Youth of color are more likely to be the recipients of school discipline, including school-based referrals to court, and are often overrepresented in the juvenile justice system. Disproportionate Minority Contact (DMC), also known as “Racial and Ethnic Fairness” (REF), refers to the unequally high rates of minority youth who come into contact with the juvenile justice system. The Juvenile Justice and Delinquency Prevention Act of 2002 broadened the scope of the DMC initiative from "disproportionate minority confinement" to "disproportionate minority contact," requiring states to examine racial and ethnic representation at nine decision points within the juvenile justice system and implement improvement efforts to reduce identified disproportionality.

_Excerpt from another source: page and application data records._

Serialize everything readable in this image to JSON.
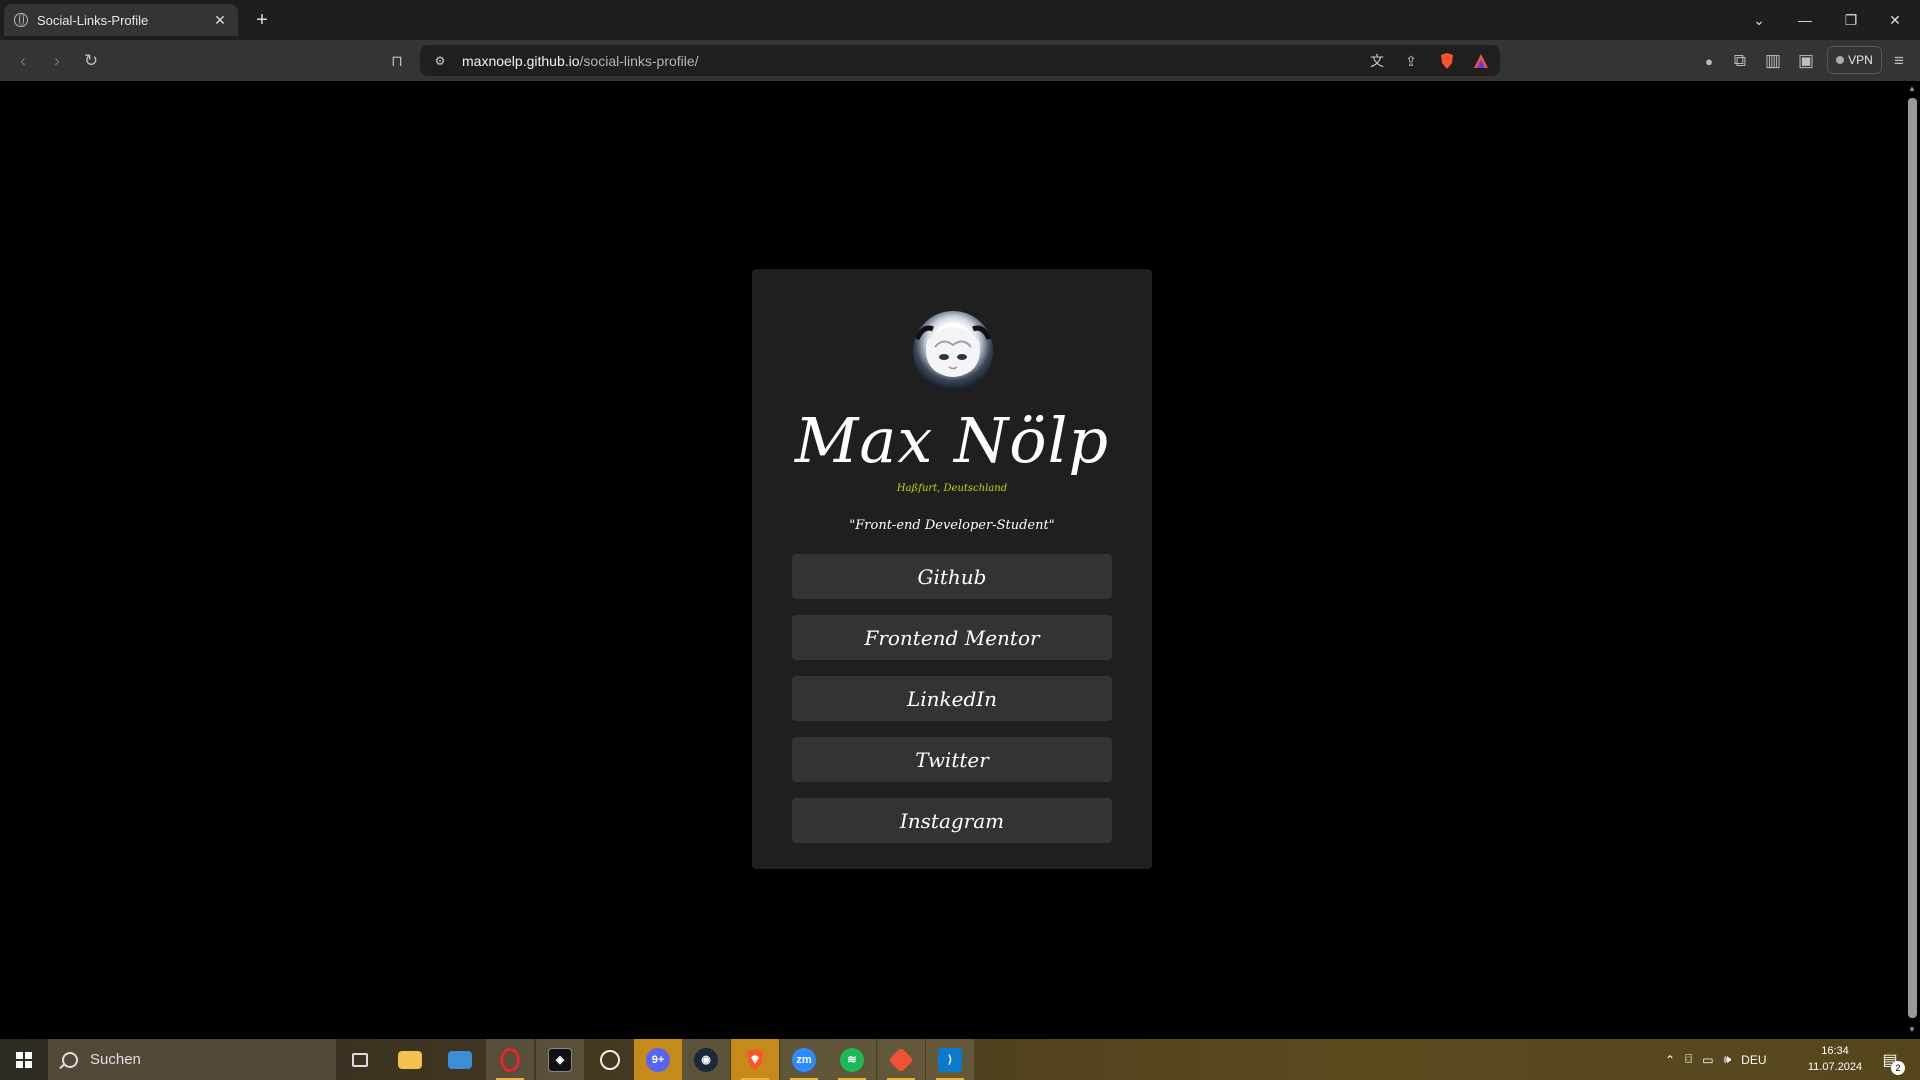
{
  "browser": {
    "tab_title": "Social-Links-Profile",
    "url_host": "maxnoelp.github.io",
    "url_path": "/social-links-profile/",
    "vpn_label": "VPN",
    "new_tab_symbol": "+",
    "close_symbol": "✕"
  },
  "profile": {
    "name": "Max Nölp",
    "location": "Haßfurt, Deutschland",
    "bio": "\"Front-end Developer-Student\"",
    "links": [
      {
        "label": "Github"
      },
      {
        "label": "Frontend Mentor"
      },
      {
        "label": "LinkedIn"
      },
      {
        "label": "Twitter"
      },
      {
        "label": "Instagram"
      }
    ]
  },
  "taskbar": {
    "search_placeholder": "Suchen",
    "language": "DEU",
    "time": "16:34",
    "date": "11.07.2024",
    "notification_count": "2",
    "apps": [
      {
        "name": "task-view-icon"
      },
      {
        "name": "file-explorer-icon"
      },
      {
        "name": "control-panel-icon"
      },
      {
        "name": "opera-icon"
      },
      {
        "name": "app-icon"
      },
      {
        "name": "ubisoft-icon"
      },
      {
        "name": "discord-icon"
      },
      {
        "name": "steam-icon"
      },
      {
        "name": "brave-icon"
      },
      {
        "name": "zoom-icon"
      },
      {
        "name": "spotify-icon"
      },
      {
        "name": "git-icon"
      },
      {
        "name": "vscode-icon"
      }
    ]
  },
  "colors": {
    "page_background": "#000000",
    "card_background": "#1f1f1f",
    "button_background": "#333333",
    "location_text": "#c8d400",
    "text": "#ffffff"
  }
}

Judicial leadership is essential in reducing school referrals to juvenile court, as juvenile and family courts hold a unique position among the many stakeholders that comprise an involved community. Judges have the expertise, credibility, and resources to reach out to all stakeholders, unify their efforts, and oversee the development and implementation of strategies aimed at preventing youth from reaching the court due to petty behavioral issues. Effort coordination among all stakeholders (including courts, schools, and community members) is crucial for the successful implementation of juvenile justice action plans, and judges are uniquely positioned to direct such coordination.